Henry Watts, managing director of 7 Day Catering, commented: “It was all new territory for us and it was very reassuring having such a professional and knowledgeable legal team behind. The Wilkes team knew exactly what the pitfalls were going to be even before we arrived at them. When we nearly lost the will to live they kept calm and steered a steady course with good humour and professionalism.”

On the business, Mr Watts commented “The 7 Day Catering brand will remain, with the business continuing to offer a stand-alone catering service and the senior management team of myself, David Griffiths and Mark Johnson also remaining. We are delighted to be working with Servest on realising the combined potential of our businesses and look forward to providing our excellent quality and service to clients as part of an integrated facilities offering.”

Wilkes Managing partner Mark Abrol commented “We always aim to build long term, trusted advisor relationships with our clients and 7 Day Catering is no exception. Having worked closely with Henry and the team for a number of years, we were delighted to be able to assist them to achieve their objectives in this transaction.”

Servest has identified a clear trend in the UK towards multi-service facilities provision.
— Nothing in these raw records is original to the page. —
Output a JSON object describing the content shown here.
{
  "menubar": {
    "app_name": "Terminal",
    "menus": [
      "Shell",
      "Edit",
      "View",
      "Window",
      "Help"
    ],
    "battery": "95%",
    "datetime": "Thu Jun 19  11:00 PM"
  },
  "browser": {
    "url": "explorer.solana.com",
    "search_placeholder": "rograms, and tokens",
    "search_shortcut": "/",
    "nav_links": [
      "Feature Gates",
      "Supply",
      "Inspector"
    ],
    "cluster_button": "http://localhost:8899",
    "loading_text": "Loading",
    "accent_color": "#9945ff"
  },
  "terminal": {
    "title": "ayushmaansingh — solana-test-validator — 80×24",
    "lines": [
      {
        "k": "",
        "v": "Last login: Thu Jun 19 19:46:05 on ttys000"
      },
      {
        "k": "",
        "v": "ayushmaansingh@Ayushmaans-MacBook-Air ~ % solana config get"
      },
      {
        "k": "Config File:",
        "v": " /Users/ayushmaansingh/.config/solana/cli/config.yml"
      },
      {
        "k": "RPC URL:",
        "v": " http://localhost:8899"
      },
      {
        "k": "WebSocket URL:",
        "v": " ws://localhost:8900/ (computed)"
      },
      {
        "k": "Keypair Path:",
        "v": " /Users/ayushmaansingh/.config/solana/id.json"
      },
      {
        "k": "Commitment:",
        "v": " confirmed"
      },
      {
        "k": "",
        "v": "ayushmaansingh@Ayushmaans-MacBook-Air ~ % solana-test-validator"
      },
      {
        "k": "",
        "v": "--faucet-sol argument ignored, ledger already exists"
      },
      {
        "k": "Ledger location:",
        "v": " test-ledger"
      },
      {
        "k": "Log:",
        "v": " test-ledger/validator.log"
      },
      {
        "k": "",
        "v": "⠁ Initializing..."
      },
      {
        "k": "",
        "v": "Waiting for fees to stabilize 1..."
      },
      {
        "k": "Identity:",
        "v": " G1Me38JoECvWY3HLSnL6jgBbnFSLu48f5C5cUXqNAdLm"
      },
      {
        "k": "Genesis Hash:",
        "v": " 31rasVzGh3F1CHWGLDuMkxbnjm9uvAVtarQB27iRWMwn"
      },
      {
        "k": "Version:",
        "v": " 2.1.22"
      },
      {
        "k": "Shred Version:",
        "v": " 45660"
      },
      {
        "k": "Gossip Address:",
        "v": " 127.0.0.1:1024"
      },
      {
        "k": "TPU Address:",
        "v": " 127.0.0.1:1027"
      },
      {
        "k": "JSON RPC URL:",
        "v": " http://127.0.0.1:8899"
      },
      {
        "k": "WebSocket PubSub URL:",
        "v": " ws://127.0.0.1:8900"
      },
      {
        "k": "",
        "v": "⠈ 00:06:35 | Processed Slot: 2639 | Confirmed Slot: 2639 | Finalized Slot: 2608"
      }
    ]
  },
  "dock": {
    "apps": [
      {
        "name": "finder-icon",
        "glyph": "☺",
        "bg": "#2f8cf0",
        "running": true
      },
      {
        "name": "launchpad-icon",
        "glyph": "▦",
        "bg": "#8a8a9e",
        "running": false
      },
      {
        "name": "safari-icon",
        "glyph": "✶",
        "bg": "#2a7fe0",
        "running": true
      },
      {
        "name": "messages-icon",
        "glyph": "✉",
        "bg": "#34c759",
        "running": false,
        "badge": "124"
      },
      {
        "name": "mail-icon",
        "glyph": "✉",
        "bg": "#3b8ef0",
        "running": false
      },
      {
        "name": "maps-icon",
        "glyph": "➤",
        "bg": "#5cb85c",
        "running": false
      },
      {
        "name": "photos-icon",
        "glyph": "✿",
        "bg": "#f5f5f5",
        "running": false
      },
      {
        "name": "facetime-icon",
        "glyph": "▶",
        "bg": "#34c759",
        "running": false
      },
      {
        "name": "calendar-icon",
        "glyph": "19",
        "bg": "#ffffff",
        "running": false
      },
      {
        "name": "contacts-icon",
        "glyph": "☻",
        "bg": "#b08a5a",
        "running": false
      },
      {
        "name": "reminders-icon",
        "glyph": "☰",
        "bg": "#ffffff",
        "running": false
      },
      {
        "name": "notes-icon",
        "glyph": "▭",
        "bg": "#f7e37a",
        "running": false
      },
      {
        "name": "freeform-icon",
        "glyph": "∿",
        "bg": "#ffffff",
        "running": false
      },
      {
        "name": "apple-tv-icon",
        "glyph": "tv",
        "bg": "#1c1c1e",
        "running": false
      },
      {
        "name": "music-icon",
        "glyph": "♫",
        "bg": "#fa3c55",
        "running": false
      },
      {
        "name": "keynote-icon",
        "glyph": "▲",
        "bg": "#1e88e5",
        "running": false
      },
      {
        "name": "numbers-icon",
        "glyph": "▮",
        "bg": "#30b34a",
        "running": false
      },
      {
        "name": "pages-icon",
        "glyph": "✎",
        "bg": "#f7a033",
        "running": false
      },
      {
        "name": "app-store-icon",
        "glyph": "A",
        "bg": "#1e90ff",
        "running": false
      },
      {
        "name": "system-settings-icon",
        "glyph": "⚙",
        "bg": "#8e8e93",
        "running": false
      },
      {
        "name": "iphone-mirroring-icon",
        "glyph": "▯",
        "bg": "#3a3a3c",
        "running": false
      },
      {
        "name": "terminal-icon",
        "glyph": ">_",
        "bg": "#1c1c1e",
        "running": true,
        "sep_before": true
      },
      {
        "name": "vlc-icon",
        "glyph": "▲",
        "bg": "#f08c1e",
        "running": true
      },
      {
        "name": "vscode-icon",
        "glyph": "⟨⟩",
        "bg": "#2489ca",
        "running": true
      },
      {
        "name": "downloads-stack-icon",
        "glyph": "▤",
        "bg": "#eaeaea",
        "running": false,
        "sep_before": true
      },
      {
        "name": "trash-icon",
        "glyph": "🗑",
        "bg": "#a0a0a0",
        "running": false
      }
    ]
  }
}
Robert Legge, Servest group CEO UK and Europe, explains: “More and more customers recognise the cost and time-saving benefits of having one point of contact for all their facilities services, from cleaning and catering to security and pest control.”

Servest believes this acquisition will further its ambition to become a top five industry player, with the new combined entity well placed to enhance value for customers by adding additional complementary services, forming strategic alliances with other service providers and making further acquisitions.

A Warwickshire-based engineering solutions business has changed hands in a multi-million pound management buy-out funded by Santander Corporate Banking and advised by Midlands professionals.

The Engineering Technology Group Limited supplies high specification machine tools and fixtures and provides engineering services to companies in the automotive, aerospace, and other specialist manufacturing sectors. With a turnover of around £12 million, the business has enjoyed strong growth in recent years, driven by major capital investment programmes at Midlands automotive companies such as Jaguar Land Rover.

The Group has its headquarters in Southam, Warwickshire and has a separate manufacturing facility in Coventry.

Mr John Temple, operations director, has acquired a majority shareholding in the Group and becomes managing director. The former owner, Mr Paul Rhodes, retains a shareholding in the business and remains a director.

Mr Temple commented: “Paul and I have worked closely together over the last four years to manage the business through the recession and back into growth. With the buy-out now completed we are looking forward to expanding the business further; broadening the product range and increasing the Group’s capabilities in niche manufacturing and specialist engineering.”
The deal was funded by Santander Corporate Banking, Birmingham, with the debt facilities being arranged by Sally Beavan. Simon Chapman of Burgis & Bullock Corporate Finance, was lead advisor to management and structured the MBO transaction. Rick Smyth of The Wilkes Partnership, Birmingham, advised the management team and Robert Lee of Wright Hassall in Leamington advised the vendor. David Doogan of SGH Martineau LLP advised Santander.

Sally Beavan commented: “We are delighted to have provided a funding solution to an existing client which will help to further fuel its ambition. John and his team have demonstrated strong management through recent years and have the ability to significantly grow this business – our funding will enable this potential to be realised.”

Simon Chapman added: “The Group’s strategy of providing bespoke engineering solutions for advanced manufacturing in the automotive and aerospace industries has enabled it to more than double turnover over the last three years. We are delighted to have assisted in the MBO of this great example of Midlands engineering success.”

The financial terms of the transaction are not being disclosed.